Deficiencies of Official Bilingualism in the Finno-Ugric Republics of Post-Soviet Russia: A Legal Perspective
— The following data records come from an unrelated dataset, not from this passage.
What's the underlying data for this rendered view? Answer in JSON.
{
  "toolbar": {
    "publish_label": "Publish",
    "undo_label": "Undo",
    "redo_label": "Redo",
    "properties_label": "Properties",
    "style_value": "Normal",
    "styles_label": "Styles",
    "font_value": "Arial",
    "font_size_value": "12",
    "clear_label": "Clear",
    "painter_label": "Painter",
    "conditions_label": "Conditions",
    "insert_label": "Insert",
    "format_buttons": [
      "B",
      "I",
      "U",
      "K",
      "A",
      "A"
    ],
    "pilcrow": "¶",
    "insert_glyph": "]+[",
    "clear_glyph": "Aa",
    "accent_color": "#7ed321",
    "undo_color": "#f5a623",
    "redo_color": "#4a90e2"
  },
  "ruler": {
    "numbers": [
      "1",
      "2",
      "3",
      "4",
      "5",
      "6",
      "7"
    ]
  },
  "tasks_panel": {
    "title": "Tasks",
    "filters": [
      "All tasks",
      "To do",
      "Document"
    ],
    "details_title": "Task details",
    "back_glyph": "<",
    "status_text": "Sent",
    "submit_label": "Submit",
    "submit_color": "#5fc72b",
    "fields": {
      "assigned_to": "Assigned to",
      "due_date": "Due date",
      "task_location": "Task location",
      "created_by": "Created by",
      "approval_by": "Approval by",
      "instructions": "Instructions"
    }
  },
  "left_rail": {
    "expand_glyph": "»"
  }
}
As a part of the “parade of sovereignties” during the disintegration of the Soviet Union in the early 1990s, the national republics of Russia designated both Russian and local languages as their state languages. The co-official status of the dominant Russian language by default prevented full-fledged official bilingualism, and serious steps were needed to promote non-dominant local languages in the public sphere. Beyond a mere formal recognition of their official status, the republican authorities passed regulations in order to provide institutional support for the local languages, the amount of which varied across republics. However, the extent of such regulations remains understudied and the best way to evaluate it would be a comparative analysis. What was the level of institutionalization of the official status in the case of titular languages in Russia’s republics? This study examines various solutions for framing the official status of titular languages in regional language legislations in order to understand the patterns of institutionalization. The republics titled after the Finno-Ugric peoples were chosen as case studies for the comparison. The study reveals that language legislation contains serious deficiencies in institutionalization of the official status of titular languages, which impede possibilities for their practical use in office.